Regin, the super-sophisticated malware tool that's been discovered by Symantec knocking about networks since 2008, may actually be a cyber warfare surveillance tool built by Britain's GCHQ and the US NSA security departments.
That's the understanding of both Wired and Kaspersky Lab, who have linked the malware to attacks on Belgian carrier Belgacom and cryptographer Jean-Jacques Quisquater. Used to spy on targets, it may have even been used to snoop on the European Commission in 2011, with the code used in that attack bearing striking similarities to the multi-part Regin.

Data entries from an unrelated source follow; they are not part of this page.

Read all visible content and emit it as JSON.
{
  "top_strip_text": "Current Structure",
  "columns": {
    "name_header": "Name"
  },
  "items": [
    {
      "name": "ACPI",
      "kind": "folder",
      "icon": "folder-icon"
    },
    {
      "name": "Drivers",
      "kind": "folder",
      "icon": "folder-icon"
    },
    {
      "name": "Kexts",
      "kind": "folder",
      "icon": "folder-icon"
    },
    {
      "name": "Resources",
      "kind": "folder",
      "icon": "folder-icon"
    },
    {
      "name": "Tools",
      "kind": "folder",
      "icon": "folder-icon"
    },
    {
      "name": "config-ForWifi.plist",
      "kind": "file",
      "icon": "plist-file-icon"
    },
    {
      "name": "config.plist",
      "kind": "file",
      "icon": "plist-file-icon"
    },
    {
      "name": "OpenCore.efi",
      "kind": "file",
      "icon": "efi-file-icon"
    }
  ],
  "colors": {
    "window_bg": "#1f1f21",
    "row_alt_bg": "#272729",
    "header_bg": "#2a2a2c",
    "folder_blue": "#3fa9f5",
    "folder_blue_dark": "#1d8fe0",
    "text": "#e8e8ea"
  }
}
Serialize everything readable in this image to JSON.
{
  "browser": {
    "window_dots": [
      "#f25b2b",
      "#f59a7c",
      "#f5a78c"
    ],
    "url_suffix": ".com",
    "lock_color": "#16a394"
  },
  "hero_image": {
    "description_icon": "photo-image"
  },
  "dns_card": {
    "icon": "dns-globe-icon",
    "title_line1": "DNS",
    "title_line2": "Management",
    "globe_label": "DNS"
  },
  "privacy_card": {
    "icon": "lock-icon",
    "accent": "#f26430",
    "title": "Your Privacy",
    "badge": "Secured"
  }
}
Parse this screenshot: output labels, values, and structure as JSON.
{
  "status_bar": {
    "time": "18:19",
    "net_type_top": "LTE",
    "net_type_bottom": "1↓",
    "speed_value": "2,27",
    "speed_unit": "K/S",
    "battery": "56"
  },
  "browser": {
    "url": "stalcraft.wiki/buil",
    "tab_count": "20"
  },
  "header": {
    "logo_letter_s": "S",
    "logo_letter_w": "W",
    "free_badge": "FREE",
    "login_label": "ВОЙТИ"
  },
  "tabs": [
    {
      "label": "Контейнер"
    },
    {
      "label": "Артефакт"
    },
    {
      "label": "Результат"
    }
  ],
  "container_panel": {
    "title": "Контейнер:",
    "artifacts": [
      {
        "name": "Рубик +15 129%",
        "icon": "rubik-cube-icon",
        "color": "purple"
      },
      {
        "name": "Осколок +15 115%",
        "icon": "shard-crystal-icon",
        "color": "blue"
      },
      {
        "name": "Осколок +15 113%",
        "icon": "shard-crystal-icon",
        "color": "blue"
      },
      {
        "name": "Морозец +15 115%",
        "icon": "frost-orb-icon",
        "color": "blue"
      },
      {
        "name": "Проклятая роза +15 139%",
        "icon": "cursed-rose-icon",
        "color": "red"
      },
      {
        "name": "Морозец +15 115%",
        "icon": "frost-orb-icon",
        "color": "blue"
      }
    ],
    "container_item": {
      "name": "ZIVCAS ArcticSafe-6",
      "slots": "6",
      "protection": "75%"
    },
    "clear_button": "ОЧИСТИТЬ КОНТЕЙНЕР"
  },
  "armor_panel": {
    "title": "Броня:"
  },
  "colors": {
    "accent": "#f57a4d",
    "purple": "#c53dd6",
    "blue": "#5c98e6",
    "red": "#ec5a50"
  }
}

Able to attack GSM base stations, Regin is thought to have been used to infect an entire network in one undisclosed Middle Eastern country, with the network still up and running to this day. That particularly attack was so far reaching that even the office of the country's president had been tapped. If true, it shows that GCHQ and the NSA are using custom malware as standard-issue kit, purpose built to infiltrate the systems of protected targets. At this stage, it really shouldn't come as a surprise either. [Wired, Securelist via Engadget]